Just as with the more challenging behaviour, your own feelings can often be a good clue about how your child is feeling.  To take an example: your child has taken to separating out all of the food on their plate by colour, different colours should not touch and they eat their food painfully slowly.  After weeks of this you feel upset, powerless to change it, worried about your child not eating enough and maybe rejected as you’ve tried to cook things you know your child likes.  Once you’ve had a chance to both think about what’s going on and notice your own feelings, you might be able to say something like: “Looks like you really need to be in control of your food at the moment…. This is making me think that maybe other things are NOT feeling in your control…. And I’m guessing this is making you upset and quite scared…?” 

Even if you’re not completely right you are showing your child that you know there are reasons why they do the things they do, and these can be thought about and understood.  You know the worry isn’t really about the food, and you can help the child work out with you where the worry actually belongs.  Your child’s impulse to try to control the world when it’s feeling scary is understandable, and they have a limited range of things that they can be in charge of, so you are likely to see children try to take control of the things that are easiest – what they eat, when or where they sleep, how long they spend in the bath (etc.).  It’s not so much about the specific behaviour as about what this tells you about how your child is feeling.

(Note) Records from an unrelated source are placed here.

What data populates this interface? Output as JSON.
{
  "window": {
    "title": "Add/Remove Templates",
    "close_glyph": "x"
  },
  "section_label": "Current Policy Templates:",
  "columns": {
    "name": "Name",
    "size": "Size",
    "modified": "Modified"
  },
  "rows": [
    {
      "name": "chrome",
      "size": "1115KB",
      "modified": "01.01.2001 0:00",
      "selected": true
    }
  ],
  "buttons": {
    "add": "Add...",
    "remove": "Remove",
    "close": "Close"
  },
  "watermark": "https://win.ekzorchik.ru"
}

However your child is showing their anxiety, anger, frustration or upset there are also some common sense things you can do to help at the moment:

  • Above all, create spaces in the day when you can listen to your child and where they feel safe to talk about anything and everything.  It’s usually best not to leave this until bedtime.
  • Consider making sure your child can’t hear the news & can’t overhear you talking about the news if at the moment this feels too much for them
  • Ask them about the things they are hearing from their peers and help them to make sense of what they are hearing – there can be lots of frightening misinformation circulating
  • Make sure your child knows that you feel secure & you are not frightened yourself: your child will take their cue quite a lot from your own sense of confidence
  • Try to do as many “normal” things as you can, keep up the usual rules, bedtime routines etc.
  • Consider having a worry book or box by your child’s bed so that they can write down or draw the things that are worrying them at bed time & put it safely into the box and then close the box (or even lock it) – this can help children to feel that the worry can be safely left until morning, and then when morning comes you can see if they want to have a look at it again
  • For some children some guided meditations aimed at helping them let go of worries at night time can help them to feel calm enough to get a good night’s sleep – this in turn can help them with how they feel the next day

If you need more help & support with your child’s mental health, at The Bridge we offer parent consultations in our fee-paying service, where you can talk through your concerns about your child’s behaviour and mental health with a specialist.  Contact or tel 0117 9424510. And see this website for further information.